“The next reason which my resolutions assign, is, that it is without example or precedent, either to hold Mexico as a province, or to incorporate her into our Union. No example of such a line of policy can be found. We have conquered many of the neighboring tribes of Indians, but we never thought of holding them in subjection—never of incorporating them into our Union. I know farther, sir, that we have never dreamt of incorporating into our Union any but the Caucasian race—the

free white race. To incorporate Mexico, would be the very first instance of incorporating an Indian race, for more than half of the Mexicans are Indians, and the other is composed chiefly of mixed tribes. “I protest against such a union as that! Ours, sir, is the government of the white man. The greatest misfortunes of Spanish America are to be traced to the fatal error of placing these colored races on an equality with the white race. That error destroyed the social arrangement which formed the basis of society. The Portuguese and ourselves have escaped— the Portuguese at least to some extent—and we are the only people on this continent which have made revolutions without anarchy. And yet it is professed and talked about to erect those Mexicans into a territorial government, and place them on an equality with the people of the United States. I protest utterly against such a project. “Sir, it is a remarkable fact, that in the whole history of man, as far as my knowledge extends, there is no instance whatever of any civilized colored races being found equal to the establishment of popular rights, although by far the largest portion of the human family is composed of these races. And even in the savage state we scarcely find them anywhere with equal government, except it be our noble savages—for noble I will call them. They for the most part had free institutions, but they are easily sustained amongst a savage people. Are we to overlook this fact? Are we to associate with ourselves as equals, companions, and fellow-citizens, the Indians and half-breeds of Mexico 2 Sir, I should consider such a thing as fatal to our institutions.”
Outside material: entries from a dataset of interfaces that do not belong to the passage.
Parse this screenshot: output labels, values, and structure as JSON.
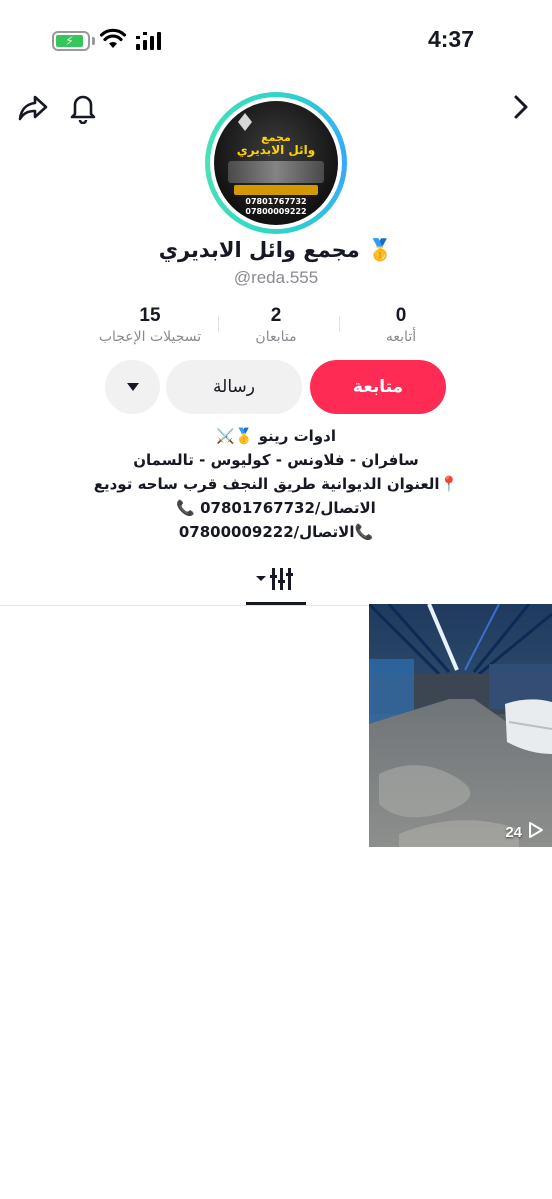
{
  "status_bar": {
    "time": "4:37",
    "battery_charging": true,
    "battery_fraction": 0.9,
    "wifi": "wifi-icon",
    "signal": "cellular-signal-icon"
  },
  "nav": {
    "back_icon": "chevron-right-icon",
    "bell_icon": "bell-icon",
    "share_icon": "share-icon"
  },
  "profile": {
    "display_name": "مجمع وائل الابديري",
    "badge_emoji": "🥇",
    "username": "@reda.555",
    "avatar_text": {
      "line1": "مجمع",
      "line2": "وائل الابديري",
      "phone1": "07801767732",
      "phone2": "07800009222"
    }
  },
  "stats": [
    {
      "value": "0",
      "label": "أتابعه"
    },
    {
      "value": "2",
      "label": "متابعان"
    },
    {
      "value": "15",
      "label": "تسجيلات الإعجاب"
    }
  ],
  "actions": {
    "follow_label": "متابعة",
    "message_label": "رسالة",
    "more_icon": "caret-down-icon"
  },
  "bio": [
    "ادوات رينو 🥇⚔️",
    "سافران - فلاونس - كوليوس - تالسمان",
    "📍العنوان  الديوانية طريق النجف قرب ساحه توديع",
    "الاتصال/07801767732 📞",
    "📞الاتصال/07800009222"
  ],
  "tabs": {
    "active": "videos",
    "icon": "grid-filter-icon"
  },
  "videos": [
    {
      "play_count": "24"
    }
  ],
  "colors": {
    "accent": "#fe2c55",
    "secondary_button": "#f1f1f2",
    "muted_text": "#8a8b91"
  }
}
It is the settled policy of a majority of this nation to recognize no political differences among men, excepting those which necessarily arise from age, sex, and mental sanity,+and it is an equally established policy of a minority, to regard no race as capable of liberty but the Caucasian or white race. Because liberty did not originate with the nation as a whole, but was first recognized and established in the individual States, they were regarded—and must be regarded—as the defenders and sources of private liberty; nor was the Constitution itself formed by slaves, its authors were the freemen of the nation, and they could extend it to whom they pleased. And yet, the number of persons of other races to whom liberty has been granted by the States has been too small for a satisfactory proof that they are capable of liberty. It is not yet proved that Republican institutions can exist even

« PreviousContinue »